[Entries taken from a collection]
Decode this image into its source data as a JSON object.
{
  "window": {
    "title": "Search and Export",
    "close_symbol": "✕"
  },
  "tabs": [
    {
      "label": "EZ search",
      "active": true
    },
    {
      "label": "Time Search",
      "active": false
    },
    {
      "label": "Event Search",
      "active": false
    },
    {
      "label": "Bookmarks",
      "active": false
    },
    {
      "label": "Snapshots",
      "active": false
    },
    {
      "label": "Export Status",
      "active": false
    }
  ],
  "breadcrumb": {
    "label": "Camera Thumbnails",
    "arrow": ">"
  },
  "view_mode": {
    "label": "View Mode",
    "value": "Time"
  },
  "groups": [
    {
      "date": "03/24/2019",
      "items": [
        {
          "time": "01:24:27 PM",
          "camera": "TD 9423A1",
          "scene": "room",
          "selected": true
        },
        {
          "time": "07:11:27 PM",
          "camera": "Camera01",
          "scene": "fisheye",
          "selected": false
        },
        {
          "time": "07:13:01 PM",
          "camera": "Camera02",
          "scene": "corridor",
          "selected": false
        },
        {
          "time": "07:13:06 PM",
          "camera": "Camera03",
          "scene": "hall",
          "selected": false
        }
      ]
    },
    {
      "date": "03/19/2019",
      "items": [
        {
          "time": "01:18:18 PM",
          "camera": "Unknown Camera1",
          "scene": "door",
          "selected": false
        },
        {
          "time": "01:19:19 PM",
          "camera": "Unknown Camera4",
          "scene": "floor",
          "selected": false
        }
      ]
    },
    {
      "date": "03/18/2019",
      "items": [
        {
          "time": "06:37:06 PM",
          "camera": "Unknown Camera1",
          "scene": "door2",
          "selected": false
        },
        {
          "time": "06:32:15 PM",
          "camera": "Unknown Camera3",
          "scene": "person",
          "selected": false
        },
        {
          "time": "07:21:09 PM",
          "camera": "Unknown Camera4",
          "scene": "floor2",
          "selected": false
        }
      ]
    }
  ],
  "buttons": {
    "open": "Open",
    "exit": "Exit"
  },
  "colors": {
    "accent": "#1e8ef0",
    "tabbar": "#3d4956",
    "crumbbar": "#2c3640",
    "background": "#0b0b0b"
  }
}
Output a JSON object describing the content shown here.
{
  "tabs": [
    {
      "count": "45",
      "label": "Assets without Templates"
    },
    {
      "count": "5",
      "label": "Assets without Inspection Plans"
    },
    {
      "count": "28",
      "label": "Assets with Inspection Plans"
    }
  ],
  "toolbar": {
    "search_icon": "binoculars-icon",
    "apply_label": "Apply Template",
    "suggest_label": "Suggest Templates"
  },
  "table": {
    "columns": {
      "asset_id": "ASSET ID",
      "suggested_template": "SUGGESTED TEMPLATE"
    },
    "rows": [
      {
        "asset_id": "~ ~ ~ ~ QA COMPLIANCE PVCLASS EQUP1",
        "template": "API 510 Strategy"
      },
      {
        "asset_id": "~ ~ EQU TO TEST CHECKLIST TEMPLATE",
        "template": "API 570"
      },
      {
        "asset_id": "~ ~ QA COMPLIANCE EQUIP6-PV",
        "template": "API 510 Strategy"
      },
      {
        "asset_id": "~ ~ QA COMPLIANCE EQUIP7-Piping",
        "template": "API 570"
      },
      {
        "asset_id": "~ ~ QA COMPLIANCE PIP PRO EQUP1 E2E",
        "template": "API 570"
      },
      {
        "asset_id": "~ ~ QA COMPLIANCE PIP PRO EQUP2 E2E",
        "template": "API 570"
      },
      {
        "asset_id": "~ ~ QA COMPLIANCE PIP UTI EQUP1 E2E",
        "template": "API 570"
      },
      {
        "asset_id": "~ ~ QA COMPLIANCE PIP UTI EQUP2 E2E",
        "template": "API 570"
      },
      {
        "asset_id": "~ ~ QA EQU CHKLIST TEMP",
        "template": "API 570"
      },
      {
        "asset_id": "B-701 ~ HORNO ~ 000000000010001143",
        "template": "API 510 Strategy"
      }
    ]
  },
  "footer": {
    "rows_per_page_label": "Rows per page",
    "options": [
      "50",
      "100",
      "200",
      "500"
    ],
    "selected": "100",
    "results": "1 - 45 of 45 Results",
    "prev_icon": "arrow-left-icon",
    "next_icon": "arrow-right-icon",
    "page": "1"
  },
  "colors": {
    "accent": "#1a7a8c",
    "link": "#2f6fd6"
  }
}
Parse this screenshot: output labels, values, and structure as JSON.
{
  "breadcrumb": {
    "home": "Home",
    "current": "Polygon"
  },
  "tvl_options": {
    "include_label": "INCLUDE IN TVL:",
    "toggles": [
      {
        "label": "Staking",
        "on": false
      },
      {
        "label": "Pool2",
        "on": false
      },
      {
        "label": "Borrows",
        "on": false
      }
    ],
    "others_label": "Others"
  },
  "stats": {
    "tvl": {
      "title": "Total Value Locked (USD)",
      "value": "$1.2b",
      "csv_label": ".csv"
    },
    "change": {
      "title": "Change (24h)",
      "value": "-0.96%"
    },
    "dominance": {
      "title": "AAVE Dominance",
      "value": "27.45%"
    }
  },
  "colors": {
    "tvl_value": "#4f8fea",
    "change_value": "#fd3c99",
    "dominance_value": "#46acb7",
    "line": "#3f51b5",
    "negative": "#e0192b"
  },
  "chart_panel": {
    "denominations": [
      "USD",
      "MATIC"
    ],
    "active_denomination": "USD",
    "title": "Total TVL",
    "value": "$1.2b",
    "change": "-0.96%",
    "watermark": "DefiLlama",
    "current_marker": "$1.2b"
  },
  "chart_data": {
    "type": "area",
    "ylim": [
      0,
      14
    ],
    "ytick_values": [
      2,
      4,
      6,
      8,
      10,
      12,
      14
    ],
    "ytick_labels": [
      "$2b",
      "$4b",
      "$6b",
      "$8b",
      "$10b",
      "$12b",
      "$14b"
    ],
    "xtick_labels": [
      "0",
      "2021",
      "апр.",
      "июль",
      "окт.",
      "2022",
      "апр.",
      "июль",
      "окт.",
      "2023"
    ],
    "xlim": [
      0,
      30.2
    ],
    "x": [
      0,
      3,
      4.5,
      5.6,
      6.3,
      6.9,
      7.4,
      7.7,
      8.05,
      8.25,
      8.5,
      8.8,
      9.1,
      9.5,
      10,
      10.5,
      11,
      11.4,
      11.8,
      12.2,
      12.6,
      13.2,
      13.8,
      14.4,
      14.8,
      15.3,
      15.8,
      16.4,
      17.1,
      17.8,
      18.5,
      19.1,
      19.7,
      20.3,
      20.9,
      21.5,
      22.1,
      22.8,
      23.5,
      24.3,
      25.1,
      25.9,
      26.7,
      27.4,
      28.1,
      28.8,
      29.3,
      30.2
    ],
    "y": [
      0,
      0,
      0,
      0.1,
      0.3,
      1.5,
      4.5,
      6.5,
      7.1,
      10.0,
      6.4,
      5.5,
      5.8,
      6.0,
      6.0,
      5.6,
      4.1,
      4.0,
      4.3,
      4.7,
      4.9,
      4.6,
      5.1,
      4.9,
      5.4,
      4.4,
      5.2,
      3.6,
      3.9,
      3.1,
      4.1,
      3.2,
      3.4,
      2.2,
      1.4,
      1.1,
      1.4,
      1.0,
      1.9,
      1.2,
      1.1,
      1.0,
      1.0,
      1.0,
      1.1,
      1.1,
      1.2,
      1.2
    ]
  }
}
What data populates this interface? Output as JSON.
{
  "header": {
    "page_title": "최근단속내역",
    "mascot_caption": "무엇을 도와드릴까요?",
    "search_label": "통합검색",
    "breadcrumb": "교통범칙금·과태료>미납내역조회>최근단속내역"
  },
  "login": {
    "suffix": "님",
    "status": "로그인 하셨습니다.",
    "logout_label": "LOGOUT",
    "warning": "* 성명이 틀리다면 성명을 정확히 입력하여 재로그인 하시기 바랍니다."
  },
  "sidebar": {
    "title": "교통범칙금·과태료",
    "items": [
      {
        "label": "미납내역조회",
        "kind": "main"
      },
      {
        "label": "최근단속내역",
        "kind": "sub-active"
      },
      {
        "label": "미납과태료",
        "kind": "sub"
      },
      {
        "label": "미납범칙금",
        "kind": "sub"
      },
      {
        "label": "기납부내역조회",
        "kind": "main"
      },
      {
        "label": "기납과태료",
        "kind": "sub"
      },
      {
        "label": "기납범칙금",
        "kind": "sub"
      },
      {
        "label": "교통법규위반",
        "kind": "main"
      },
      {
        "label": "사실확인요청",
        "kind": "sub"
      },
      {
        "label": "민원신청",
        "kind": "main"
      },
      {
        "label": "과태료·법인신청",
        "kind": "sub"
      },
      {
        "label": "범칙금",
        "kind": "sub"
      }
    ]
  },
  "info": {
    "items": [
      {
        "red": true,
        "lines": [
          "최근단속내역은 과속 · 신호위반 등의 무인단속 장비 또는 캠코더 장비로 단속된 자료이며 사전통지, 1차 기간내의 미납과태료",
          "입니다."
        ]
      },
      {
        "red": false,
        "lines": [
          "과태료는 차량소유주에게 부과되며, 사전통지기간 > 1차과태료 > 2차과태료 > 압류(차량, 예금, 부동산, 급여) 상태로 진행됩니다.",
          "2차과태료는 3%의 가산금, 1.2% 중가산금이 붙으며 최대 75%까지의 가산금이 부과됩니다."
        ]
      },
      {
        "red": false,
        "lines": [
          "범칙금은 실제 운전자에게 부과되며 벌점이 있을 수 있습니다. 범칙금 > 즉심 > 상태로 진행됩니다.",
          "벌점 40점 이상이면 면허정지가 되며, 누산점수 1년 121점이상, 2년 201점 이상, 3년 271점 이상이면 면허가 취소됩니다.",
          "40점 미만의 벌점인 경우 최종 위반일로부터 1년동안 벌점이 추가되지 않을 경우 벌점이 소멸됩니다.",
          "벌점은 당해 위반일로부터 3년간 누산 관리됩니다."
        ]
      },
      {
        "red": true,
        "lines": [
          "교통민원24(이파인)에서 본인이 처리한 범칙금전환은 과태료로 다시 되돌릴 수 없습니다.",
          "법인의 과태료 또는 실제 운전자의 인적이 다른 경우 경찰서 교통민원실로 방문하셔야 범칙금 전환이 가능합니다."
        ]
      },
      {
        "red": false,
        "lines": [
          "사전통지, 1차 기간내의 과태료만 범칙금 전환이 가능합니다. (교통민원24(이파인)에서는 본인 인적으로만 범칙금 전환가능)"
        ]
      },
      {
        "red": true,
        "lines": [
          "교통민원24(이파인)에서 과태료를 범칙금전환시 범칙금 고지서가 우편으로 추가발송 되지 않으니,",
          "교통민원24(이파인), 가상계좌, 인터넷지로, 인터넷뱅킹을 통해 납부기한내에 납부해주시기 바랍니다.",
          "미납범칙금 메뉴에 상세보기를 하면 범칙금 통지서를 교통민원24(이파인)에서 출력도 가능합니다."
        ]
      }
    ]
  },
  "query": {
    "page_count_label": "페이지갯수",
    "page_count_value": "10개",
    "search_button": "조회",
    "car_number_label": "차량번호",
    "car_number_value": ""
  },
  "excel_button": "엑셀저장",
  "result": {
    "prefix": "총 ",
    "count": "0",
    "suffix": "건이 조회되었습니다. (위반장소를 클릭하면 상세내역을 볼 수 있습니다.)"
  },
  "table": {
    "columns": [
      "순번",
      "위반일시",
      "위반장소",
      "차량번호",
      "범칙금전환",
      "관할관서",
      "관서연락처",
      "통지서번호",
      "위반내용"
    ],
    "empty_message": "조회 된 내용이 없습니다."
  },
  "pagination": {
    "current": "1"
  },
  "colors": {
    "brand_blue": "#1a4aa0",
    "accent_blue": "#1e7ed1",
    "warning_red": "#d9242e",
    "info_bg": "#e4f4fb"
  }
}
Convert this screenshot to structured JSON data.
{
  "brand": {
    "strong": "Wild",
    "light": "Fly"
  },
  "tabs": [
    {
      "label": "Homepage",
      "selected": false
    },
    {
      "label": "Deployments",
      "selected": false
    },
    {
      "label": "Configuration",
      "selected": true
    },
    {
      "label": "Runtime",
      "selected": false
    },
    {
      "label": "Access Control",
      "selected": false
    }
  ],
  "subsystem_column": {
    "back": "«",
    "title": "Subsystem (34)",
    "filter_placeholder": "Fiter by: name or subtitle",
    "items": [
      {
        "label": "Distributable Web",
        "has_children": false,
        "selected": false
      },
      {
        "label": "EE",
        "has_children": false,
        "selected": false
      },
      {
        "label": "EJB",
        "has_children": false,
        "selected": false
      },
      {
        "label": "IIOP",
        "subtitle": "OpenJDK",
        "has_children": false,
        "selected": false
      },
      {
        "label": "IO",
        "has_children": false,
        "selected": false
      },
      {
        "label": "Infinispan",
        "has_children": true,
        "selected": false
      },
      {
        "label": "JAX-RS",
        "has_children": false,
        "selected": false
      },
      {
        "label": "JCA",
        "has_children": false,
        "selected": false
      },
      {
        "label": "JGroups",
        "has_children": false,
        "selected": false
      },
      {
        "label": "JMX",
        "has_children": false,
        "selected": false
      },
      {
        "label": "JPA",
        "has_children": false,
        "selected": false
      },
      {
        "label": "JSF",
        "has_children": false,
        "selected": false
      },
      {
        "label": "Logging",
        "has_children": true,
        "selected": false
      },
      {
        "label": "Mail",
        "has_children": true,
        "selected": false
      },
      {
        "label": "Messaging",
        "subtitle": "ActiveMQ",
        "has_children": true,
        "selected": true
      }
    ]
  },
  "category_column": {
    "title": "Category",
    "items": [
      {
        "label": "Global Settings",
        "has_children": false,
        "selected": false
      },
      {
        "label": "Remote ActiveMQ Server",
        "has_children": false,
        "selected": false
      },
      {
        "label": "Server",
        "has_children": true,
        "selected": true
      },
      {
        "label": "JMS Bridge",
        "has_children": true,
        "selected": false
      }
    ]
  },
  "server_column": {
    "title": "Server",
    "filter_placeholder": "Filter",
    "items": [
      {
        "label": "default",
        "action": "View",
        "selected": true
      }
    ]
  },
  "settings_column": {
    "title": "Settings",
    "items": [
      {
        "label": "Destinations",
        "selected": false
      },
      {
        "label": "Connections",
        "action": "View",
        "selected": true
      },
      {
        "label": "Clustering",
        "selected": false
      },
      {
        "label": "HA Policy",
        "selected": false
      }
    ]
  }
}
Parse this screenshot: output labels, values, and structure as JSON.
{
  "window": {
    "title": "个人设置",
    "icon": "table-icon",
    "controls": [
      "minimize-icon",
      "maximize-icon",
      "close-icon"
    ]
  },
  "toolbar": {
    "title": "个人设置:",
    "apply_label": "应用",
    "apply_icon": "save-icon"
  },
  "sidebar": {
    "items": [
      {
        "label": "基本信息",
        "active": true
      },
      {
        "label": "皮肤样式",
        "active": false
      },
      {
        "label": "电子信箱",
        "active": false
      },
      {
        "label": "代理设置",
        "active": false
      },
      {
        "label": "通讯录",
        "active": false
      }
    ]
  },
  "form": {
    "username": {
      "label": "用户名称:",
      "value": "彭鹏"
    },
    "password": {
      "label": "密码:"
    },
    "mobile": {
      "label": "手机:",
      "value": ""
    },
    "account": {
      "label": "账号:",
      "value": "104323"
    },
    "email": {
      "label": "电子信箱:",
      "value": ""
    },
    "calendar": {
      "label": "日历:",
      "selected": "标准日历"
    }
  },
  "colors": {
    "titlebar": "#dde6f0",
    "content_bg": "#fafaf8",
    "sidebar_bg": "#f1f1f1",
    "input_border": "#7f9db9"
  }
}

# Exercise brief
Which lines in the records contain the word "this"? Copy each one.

# Task solution
Decode this image into its source data as a JSON object.
Parse this screenshot: output labels, values, and structure as JSON.
What data populates this interface? Output as JSON.
Convert this screenshot to structured JSON data.
Parse this screenshot: output labels, values, and structure as JSON.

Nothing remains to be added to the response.